The temple was suitably impressive for a first timer. It is the oldest in Bangkok and is split into two walled compounds. The decoration is amazing, mirrors and ornaments, and each courtyard was lined with Buddha statues in gold and black. Right in the centre was the Phra Ubosot, the holiest prayer room, with a Buddha on top of the gold mountain, and scenes of religious stories (I am inventing this I have NO idea what the scenes were but you can check out the pictures and let me know if you know!).
We walked around, I  marvelled and Dan tried to stay enthusiastic. The last room we entered contained the famous Reclining Buddha. He is forty-six metres long and fifteen metres high, decorated with gold plating on his body and mother of pearl on his eyes and the soles of his feet, and you can’t really get a good picture because there are lots of other tourists in the way, as well as some columns. You can see my picture attempts below.

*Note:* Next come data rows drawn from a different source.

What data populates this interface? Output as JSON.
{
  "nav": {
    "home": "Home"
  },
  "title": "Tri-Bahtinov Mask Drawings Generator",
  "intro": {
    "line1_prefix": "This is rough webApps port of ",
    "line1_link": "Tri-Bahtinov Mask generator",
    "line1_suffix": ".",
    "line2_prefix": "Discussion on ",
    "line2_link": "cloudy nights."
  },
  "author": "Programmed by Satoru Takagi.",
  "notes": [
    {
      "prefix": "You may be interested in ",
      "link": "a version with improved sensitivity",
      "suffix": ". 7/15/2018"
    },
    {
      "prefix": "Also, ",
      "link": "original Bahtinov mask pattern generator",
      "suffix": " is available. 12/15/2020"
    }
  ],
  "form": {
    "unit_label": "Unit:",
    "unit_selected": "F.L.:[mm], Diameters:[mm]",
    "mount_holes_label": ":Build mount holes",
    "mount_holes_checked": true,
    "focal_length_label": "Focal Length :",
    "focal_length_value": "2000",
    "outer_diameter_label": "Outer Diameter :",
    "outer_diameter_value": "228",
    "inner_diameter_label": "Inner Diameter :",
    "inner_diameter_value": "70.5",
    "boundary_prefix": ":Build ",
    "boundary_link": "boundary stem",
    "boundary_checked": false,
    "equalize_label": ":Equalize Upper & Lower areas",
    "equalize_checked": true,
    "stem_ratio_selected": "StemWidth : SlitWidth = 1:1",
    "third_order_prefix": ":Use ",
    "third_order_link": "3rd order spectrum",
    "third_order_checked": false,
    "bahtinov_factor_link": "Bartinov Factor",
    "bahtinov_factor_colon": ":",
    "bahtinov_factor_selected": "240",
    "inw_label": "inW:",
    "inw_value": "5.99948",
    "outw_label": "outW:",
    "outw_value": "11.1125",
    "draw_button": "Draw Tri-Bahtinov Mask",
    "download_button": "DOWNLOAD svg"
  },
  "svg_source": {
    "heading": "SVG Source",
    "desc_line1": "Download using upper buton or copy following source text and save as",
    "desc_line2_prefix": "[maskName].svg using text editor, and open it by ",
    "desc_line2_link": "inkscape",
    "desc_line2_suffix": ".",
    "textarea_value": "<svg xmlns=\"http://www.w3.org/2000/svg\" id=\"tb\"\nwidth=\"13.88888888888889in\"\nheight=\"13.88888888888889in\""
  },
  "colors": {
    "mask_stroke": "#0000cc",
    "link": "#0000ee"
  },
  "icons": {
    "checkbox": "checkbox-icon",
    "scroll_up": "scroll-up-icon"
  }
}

Buddha Toe

By this point Dan was bored and very hungry, so we decided to get some lunch in Chinatown, and get a Tuk Tuk there. The Tuk Tuk wasn’t that much fun. Traffic in Bangkok is very smelly, and being stuck in a small slow moving vehicle at exhaust height in 30+ degree heat is not our idea of a good time, but it was definitely an experience!

 We chose a reference based on Nancy Chandler’s map (or as Dan calls it the Nancy Drew map!) It’s hand drawn maps of the most popular areas in Bangkok with restaurants and shops marked. It isn’t the easiest thing to read, but it is good to have recommendations about where to eat and buy things, such as coffins (see photo below of coffin shop) and Chinese Ink. We went to a dim sum restaurant and had the best spring rolls EVER and some interesting prawn things. Still not loving the prawns though!
Chinatown is amazing, it’s so busy and full of food stalls. And I didn’t want to disappoint my little brother, so I took some pictures:

 On Sunday we went back to Chatuchak market for coconut ice cream and plates for the new flat. This visit was more stressful, perhaps because when you need to find things at Chatuchak you can’t! We now own some of the cheapest plates and fork and spoons around. No knives, as the Thais don’t use knives to eat, everything is perfectly bite size. Knives were expensive so we only have two, and they match nothing! So if you’re coming to stay bring your own knives!